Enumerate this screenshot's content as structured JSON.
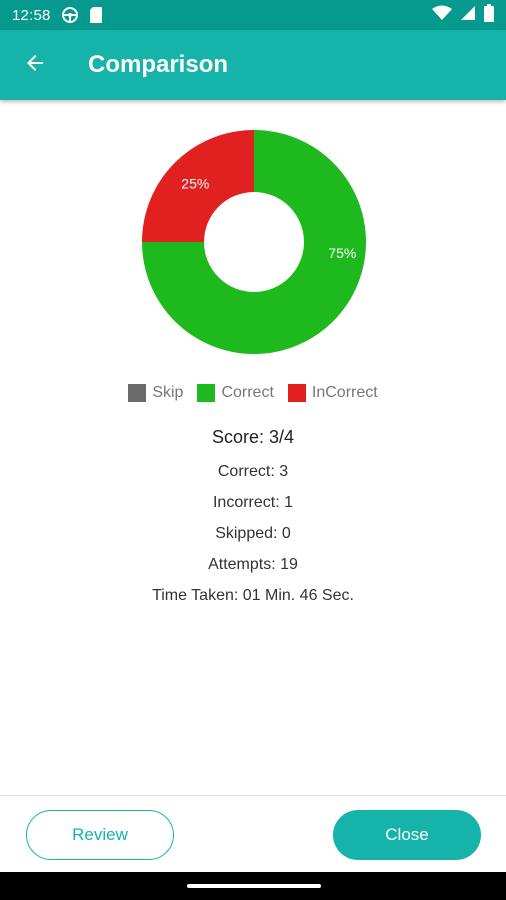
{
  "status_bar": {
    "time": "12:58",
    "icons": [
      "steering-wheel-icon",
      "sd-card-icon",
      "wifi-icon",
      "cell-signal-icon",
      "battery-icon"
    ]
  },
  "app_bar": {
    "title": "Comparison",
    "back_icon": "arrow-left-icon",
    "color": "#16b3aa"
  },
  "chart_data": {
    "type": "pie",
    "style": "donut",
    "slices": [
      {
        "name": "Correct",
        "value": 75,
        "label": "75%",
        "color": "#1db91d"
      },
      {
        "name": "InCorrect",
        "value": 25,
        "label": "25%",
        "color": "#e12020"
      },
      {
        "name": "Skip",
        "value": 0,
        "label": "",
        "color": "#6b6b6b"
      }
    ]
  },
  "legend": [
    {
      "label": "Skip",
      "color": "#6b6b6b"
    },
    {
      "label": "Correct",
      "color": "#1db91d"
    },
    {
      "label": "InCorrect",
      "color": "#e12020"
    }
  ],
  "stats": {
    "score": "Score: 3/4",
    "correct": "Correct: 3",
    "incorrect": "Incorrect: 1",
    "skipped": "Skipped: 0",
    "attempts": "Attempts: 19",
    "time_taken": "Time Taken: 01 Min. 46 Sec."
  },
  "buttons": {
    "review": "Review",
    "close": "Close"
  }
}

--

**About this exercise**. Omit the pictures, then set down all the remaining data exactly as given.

**Response to the exercise**.
Enumerate this screenshot's content as structured JSON.
{
  "status_bar": {
    "time": "12:58",
    "icons": [
      "steering-wheel-icon",
      "sd-card-icon",
      "wifi-icon",
      "cell-signal-icon",
      "battery-icon"
    ]
  },
  "app_bar": {
    "title": "Comparison",
    "back_icon": "arrow-left-icon",
    "color": "#16b3aa"
  },
  "chart_data": {
    "type": "pie",
    "style": "donut",
    "slices": [
      {
        "name": "Correct",
        "value": 75,
        "label": "75%",
        "color": "#1db91d"
      },
      {
        "name": "InCorrect",
        "value": 25,
        "label": "25%",
        "color": "#e12020"
      },
      {
        "name": "Skip",
        "value": 0,
        "label": "",
        "color": "#6b6b6b"
      }
    ]
  },
  "legend": [
    {
      "label": "Skip",
      "color": "#6b6b6b"
    },
    {
      "label": "Correct",
      "color": "#1db91d"
    },
    {
      "label": "InCorrect",
      "color": "#e12020"
    }
  ],
  "stats": {
    "score": "Score: 3/4",
    "correct": "Correct: 3",
    "incorrect": "Incorrect: 1",
    "skipped": "Skipped: 0",
    "attempts": "Attempts: 19",
    "time_taken": "Time Taken: 01 Min. 46 Sec."
  },
  "buttons": {
    "review": "Review",
    "close": "Close"
  }
}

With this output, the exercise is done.